#### [Problem]
Could you return each line below without altering a word?

#### [Source material]
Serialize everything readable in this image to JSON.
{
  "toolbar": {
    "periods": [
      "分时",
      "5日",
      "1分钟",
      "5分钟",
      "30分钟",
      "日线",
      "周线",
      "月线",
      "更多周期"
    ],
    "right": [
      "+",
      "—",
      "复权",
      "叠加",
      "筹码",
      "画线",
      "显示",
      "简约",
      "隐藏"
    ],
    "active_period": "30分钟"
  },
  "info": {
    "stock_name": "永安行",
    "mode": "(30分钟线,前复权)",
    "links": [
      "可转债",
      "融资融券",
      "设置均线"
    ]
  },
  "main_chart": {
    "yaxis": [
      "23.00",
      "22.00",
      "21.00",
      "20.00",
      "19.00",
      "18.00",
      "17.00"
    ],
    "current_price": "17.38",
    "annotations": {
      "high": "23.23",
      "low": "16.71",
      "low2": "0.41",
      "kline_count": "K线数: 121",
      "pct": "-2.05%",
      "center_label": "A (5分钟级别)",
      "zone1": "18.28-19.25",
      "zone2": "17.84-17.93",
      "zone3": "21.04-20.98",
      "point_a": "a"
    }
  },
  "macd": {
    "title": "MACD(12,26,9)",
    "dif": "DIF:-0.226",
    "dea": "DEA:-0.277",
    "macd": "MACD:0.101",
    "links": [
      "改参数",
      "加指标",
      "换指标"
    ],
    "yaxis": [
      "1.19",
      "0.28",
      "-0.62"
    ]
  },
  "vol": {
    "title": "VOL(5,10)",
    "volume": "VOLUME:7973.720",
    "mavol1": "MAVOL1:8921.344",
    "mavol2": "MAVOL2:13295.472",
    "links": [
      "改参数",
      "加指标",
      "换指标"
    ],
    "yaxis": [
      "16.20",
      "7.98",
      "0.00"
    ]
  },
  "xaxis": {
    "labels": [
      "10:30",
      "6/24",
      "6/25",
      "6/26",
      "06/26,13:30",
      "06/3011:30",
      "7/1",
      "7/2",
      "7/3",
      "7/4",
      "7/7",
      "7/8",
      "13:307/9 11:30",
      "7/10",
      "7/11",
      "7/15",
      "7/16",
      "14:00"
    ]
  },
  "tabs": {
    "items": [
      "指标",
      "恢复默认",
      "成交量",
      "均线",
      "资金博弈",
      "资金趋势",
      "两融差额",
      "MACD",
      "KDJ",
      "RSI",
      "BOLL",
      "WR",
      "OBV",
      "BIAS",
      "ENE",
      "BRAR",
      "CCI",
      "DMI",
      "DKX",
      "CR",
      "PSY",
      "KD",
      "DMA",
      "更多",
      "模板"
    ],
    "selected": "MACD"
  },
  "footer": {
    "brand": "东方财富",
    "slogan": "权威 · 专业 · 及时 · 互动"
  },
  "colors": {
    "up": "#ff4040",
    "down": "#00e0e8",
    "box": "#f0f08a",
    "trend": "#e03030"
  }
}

#### [Finished task]
Serialize everything readable in this image to JSON.
{
  "toolbar": {
    "periods": [
      "分时",
      "5日",
      "1分钟",
      "5分钟",
      "30分钟",
      "日线",
      "周线",
      "月线",
      "更多周期"
    ],
    "right": [
      "+",
      "—",
      "复权",
      "叠加",
      "筹码",
      "画线",
      "显示",
      "简约",
      "隐藏"
    ],
    "active_period": "30分钟"
  },
  "info": {
    "stock_name": "永安行",
    "mode": "(30分钟线,前复权)",
    "links": [
      "可转债",
      "融资融券",
      "设置均线"
    ]
  },
  "main_chart": {
    "yaxis": [
      "23.00",
      "22.00",
      "21.00",
      "20.00",
      "19.00",
      "18.00",
      "17.00"
    ],
    "current_price": "17.38",
    "annotations": {
      "high": "23.23",
      "low": "16.71",
      "low2": "0.41",
      "kline_count": "K线数: 121",
      "pct": "-2.05%",
      "center_label": "A (5分钟级别)",
      "zone1": "18.28-19.25",
      "zone2": "17.84-17.93",
      "zone3": "21.04-20.98",
      "point_a": "a"
    }
  },
  "macd": {
    "title": "MACD(12,26,9)",
    "dif": "DIF:-0.226",
    "dea": "DEA:-0.277",
    "macd": "MACD:0.101",
    "links": [
      "改参数",
      "加指标",
      "换指标"
    ],
    "yaxis": [
      "1.19",
      "0.28",
      "-0.62"
    ]
  },
  "vol": {
    "title": "VOL(5,10)",
    "volume": "VOLUME:7973.720",
    "mavol1": "MAVOL1:8921.344",
    "mavol2": "MAVOL2:13295.472",
    "links": [
      "改参数",
      "加指标",
      "换指标"
    ],
    "yaxis": [
      "16.20",
      "7.98",
      "0.00"
    ]
  },
  "xaxis": {
    "labels": [
      "10:30",
      "6/24",
      "6/25",
      "6/26",
      "06/26,13:30",
      "06/3011:30",
      "7/1",
      "7/2",
      "7/3",
      "7/4",
      "7/7",
      "7/8",
      "13:307/9 11:30",
      "7/10",
      "7/11",
      "7/15",
      "7/16",
      "14:00"
    ]
  },
  "tabs": {
    "items": [
      "指标",
      "恢复默认",
      "成交量",
      "均线",
      "资金博弈",
      "资金趋势",
      "两融差额",
      "MACD",
      "KDJ",
      "RSI",
      "BOLL",
      "WR",
      "OBV",
      "BIAS",
      "ENE",
      "BRAR",
      "CCI",
      "DMI",
      "DKX",
      "CR",
      "PSY",
      "KD",
      "DMA",
      "更多",
      "模板"
    ],
    "selected": "MACD"
  },
  "footer": {
    "brand": "东方财富",
    "slogan": "权威 · 专业 · 及时 · 互动"
  },
  "colors": {
    "up": "#ff4040",
    "down": "#00e0e8",
    "box": "#f0f08a",
    "trend": "#e03030"
  }
}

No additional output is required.